Assignment
Would you print each of the entries below precisely as given?

----------------------------------------

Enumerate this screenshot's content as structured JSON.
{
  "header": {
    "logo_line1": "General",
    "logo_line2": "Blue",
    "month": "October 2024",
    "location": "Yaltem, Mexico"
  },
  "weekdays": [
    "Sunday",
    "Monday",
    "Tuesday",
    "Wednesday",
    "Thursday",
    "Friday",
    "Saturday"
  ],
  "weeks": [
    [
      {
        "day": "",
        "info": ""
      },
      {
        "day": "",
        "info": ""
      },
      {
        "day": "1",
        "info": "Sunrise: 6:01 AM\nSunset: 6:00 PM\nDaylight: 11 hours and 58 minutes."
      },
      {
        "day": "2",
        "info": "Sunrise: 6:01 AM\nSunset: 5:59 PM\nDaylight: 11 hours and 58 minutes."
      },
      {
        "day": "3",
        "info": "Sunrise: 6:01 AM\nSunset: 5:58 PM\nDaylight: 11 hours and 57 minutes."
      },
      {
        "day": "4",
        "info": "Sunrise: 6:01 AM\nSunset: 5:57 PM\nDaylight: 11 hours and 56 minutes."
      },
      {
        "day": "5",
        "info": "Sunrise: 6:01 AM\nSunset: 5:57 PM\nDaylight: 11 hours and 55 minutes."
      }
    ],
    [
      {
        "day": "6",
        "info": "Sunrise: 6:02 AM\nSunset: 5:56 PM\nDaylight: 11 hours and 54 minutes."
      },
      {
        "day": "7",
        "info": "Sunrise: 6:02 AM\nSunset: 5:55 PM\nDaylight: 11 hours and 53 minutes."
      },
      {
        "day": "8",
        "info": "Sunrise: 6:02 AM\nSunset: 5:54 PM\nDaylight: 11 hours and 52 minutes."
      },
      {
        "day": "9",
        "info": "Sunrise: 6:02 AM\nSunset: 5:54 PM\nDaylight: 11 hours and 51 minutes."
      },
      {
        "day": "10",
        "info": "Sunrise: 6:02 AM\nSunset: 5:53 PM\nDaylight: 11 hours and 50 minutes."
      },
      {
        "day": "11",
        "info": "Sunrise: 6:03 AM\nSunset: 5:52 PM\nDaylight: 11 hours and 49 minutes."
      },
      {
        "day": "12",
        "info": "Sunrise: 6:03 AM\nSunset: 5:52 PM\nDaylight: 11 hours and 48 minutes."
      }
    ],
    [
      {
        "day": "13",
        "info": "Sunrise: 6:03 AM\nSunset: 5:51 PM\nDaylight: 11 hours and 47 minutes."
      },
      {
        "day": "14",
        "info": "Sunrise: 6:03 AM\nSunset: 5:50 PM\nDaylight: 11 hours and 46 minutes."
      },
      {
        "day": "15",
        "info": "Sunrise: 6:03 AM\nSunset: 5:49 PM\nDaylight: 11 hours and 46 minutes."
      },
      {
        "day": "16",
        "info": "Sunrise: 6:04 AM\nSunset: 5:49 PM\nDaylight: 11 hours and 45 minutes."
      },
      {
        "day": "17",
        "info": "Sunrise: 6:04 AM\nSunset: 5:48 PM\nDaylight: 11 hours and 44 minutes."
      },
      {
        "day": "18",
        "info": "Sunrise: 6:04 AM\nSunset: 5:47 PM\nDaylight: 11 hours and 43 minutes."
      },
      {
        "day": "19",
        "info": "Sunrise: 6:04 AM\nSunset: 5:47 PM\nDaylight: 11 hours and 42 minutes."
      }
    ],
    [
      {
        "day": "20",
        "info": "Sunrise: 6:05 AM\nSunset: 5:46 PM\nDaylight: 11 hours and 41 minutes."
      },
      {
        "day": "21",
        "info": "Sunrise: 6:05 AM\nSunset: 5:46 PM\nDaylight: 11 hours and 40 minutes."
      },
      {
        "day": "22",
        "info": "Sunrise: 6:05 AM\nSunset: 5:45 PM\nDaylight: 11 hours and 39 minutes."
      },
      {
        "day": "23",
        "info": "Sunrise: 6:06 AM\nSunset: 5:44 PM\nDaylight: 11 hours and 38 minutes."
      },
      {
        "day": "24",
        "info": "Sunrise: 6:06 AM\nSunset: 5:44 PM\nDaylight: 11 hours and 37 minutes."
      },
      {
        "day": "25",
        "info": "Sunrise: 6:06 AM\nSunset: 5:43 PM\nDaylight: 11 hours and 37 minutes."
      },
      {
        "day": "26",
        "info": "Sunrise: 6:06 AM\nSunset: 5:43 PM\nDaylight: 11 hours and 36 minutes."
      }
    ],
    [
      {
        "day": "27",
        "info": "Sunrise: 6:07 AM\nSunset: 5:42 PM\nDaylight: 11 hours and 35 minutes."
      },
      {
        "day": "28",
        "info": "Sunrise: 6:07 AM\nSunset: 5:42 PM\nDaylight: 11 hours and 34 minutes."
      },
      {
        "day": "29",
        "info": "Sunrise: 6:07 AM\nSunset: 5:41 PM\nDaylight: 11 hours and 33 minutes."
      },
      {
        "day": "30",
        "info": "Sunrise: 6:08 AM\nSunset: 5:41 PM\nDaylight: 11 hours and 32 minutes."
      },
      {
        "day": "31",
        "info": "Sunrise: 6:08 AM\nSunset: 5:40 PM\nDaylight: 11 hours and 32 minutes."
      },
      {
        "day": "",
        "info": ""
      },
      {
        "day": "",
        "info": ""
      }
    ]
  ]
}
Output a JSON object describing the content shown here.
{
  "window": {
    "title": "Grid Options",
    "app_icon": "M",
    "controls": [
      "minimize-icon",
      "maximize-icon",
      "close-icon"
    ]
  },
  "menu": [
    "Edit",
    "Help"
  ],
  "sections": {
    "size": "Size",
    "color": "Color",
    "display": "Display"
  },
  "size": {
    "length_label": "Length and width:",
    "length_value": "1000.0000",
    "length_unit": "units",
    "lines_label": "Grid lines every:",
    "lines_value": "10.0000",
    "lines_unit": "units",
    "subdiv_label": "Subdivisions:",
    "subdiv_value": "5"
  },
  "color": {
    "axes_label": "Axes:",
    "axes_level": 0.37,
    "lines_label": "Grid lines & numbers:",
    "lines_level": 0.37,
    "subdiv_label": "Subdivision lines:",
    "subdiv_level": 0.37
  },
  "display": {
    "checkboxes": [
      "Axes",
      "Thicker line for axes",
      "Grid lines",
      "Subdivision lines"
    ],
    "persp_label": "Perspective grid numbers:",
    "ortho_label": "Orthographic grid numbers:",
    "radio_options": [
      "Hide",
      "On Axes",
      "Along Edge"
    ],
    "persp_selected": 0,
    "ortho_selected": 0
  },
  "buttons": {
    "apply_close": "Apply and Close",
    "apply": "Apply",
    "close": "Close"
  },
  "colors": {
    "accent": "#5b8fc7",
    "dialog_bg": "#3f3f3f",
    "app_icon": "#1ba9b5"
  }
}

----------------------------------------

Solution to this exercise
Enumerate this screenshot's content as structured JSON.
{
  "header": {
    "logo_line1": "General",
    "logo_line2": "Blue",
    "month": "October 2024",
    "location": "Yaltem, Mexico"
  },
  "weekdays": [
    "Sunday",
    "Monday",
    "Tuesday",
    "Wednesday",
    "Thursday",
    "Friday",
    "Saturday"
  ],
  "weeks": [
    [
      {
        "day": "",
        "info": ""
      },
      {
        "day": "",
        "info": ""
      },
      {
        "day": "1",
        "info": "Sunrise: 6:01 AM\nSunset: 6:00 PM\nDaylight: 11 hours and 58 minutes."
      },
      {
        "day": "2",
        "info": "Sunrise: 6:01 AM\nSunset: 5:59 PM\nDaylight: 11 hours and 58 minutes."
      },
      {
        "day": "3",
        "info": "Sunrise: 6:01 AM\nSunset: 5:58 PM\nDaylight: 11 hours and 57 minutes."
      },
      {
        "day": "4",
        "info": "Sunrise: 6:01 AM\nSunset: 5:57 PM\nDaylight: 11 hours and 56 minutes."
      },
      {
        "day": "5",
        "info": "Sunrise: 6:01 AM\nSunset: 5:57 PM\nDaylight: 11 hours and 55 minutes."
      }
    ],
    [
      {
        "day": "6",
        "info": "Sunrise: 6:02 AM\nSunset: 5:56 PM\nDaylight: 11 hours and 54 minutes."
      },
      {
        "day": "7",
        "info": "Sunrise: 6:02 AM\nSunset: 5:55 PM\nDaylight: 11 hours and 53 minutes."
      },
      {
        "day": "8",
        "info": "Sunrise: 6:02 AM\nSunset: 5:54 PM\nDaylight: 11 hours and 52 minutes."
      },
      {
        "day": "9",
        "info": "Sunrise: 6:02 AM\nSunset: 5:54 PM\nDaylight: 11 hours and 51 minutes."
      },
      {
        "day": "10",
        "info": "Sunrise: 6:02 AM\nSunset: 5:53 PM\nDaylight: 11 hours and 50 minutes."
      },
      {
        "day": "11",
        "info": "Sunrise: 6:03 AM\nSunset: 5:52 PM\nDaylight: 11 hours and 49 minutes."
      },
      {
        "day": "12",
        "info": "Sunrise: 6:03 AM\nSunset: 5:52 PM\nDaylight: 11 hours and 48 minutes."
      }
    ],
    [
      {
        "day": "13",
        "info": "Sunrise: 6:03 AM\nSunset: 5:51 PM\nDaylight: 11 hours and 47 minutes."
      },
      {
        "day": "14",
        "info": "Sunrise: 6:03 AM\nSunset: 5:50 PM\nDaylight: 11 hours and 46 minutes."
      },
      {
        "day": "15",
        "info": "Sunrise: 6:03 AM\nSunset: 5:49 PM\nDaylight: 11 hours and 46 minutes."
      },
      {
        "day": "16",
        "info": "Sunrise: 6:04 AM\nSunset: 5:49 PM\nDaylight: 11 hours and 45 minutes."
      },
      {
        "day": "17",
        "info": "Sunrise: 6:04 AM\nSunset: 5:48 PM\nDaylight: 11 hours and 44 minutes."
      },
      {
        "day": "18",
        "info": "Sunrise: 6:04 AM\nSunset: 5:47 PM\nDaylight: 11 hours and 43 minutes."
      },
      {
        "day": "19",
        "info": "Sunrise: 6:04 AM\nSunset: 5:47 PM\nDaylight: 11 hours and 42 minutes."
      }
    ],
    [
      {
        "day": "20",
        "info": "Sunrise: 6:05 AM\nSunset: 5:46 PM\nDaylight: 11 hours and 41 minutes."
      },
      {
        "day": "21",
        "info": "Sunrise: 6:05 AM\nSunset: 5:46 PM\nDaylight: 11 hours and 40 minutes."
      },
      {
        "day": "22",
        "info": "Sunrise: 6:05 AM\nSunset: 5:45 PM\nDaylight: 11 hours and 39 minutes."
      },
      {
        "day": "23",
        "info": "Sunrise: 6:06 AM\nSunset: 5:44 PM\nDaylight: 11 hours and 38 minutes."
      },
      {
        "day": "24",
        "info": "Sunrise: 6:06 AM\nSunset: 5:44 PM\nDaylight: 11 hours and 37 minutes."
      },
      {
        "day": "25",
        "info": "Sunrise: 6:06 AM\nSunset: 5:43 PM\nDaylight: 11 hours and 37 minutes."
      },
      {
        "day": "26",
        "info": "Sunrise: 6:06 AM\nSunset: 5:43 PM\nDaylight: 11 hours and 36 minutes."
      }
    ],
    [
      {
        "day": "27",
        "info": "Sunrise: 6:07 AM\nSunset: 5:42 PM\nDaylight: 11 hours and 35 minutes."
      },
      {
        "day": "28",
        "info": "Sunrise: 6:07 AM\nSunset: 5:42 PM\nDaylight: 11 hours and 34 minutes."
      },
      {
        "day": "29",
        "info": "Sunrise: 6:07 AM\nSunset: 5:41 PM\nDaylight: 11 hours and 33 minutes."
      },
      {
        "day": "30",
        "info": "Sunrise: 6:08 AM\nSunset: 5:41 PM\nDaylight: 11 hours and 32 minutes."
      },
      {
        "day": "31",
        "info": "Sunrise: 6:08 AM\nSunset: 5:40 PM\nDaylight: 11 hours and 32 minutes."
      },
      {
        "day": "",
        "info": ""
      },
      {
        "day": "",
        "info": ""
      }
    ]
  ]
}
Output a JSON object describing the content shown here.
{
  "window": {
    "title": "Grid Options",
    "app_icon": "M",
    "controls": [
      "minimize-icon",
      "maximize-icon",
      "close-icon"
    ]
  },
  "menu": [
    "Edit",
    "Help"
  ],
  "sections": {
    "size": "Size",
    "color": "Color",
    "display": "Display"
  },
  "size": {
    "length_label": "Length and width:",
    "length_value": "1000.0000",
    "length_unit": "units",
    "lines_label": "Grid lines every:",
    "lines_value": "10.0000",
    "lines_unit": "units",
    "subdiv_label": "Subdivisions:",
    "subdiv_value": "5"
  },
  "color": {
    "axes_label": "Axes:",
    "axes_level": 0.37,
    "lines_label": "Grid lines & numbers:",
    "lines_level": 0.37,
    "subdiv_label": "Subdivision lines:",
    "subdiv_level": 0.37
  },
  "display": {
    "checkboxes": [
      "Axes",
      "Thicker line for axes",
      "Grid lines",
      "Subdivision lines"
    ],
    "persp_label": "Perspective grid numbers:",
    "ortho_label": "Orthographic grid numbers:",
    "radio_options": [
      "Hide",
      "On Axes",
      "Along Edge"
    ],
    "persp_selected": 0,
    "ortho_selected": 0
  },
  "buttons": {
    "apply_close": "Apply and Close",
    "apply": "Apply",
    "close": "Close"
  },
  "colors": {
    "accent": "#5b8fc7",
    "dialog_bg": "#3f3f3f",
    "app_icon": "#1ba9b5"
  }
}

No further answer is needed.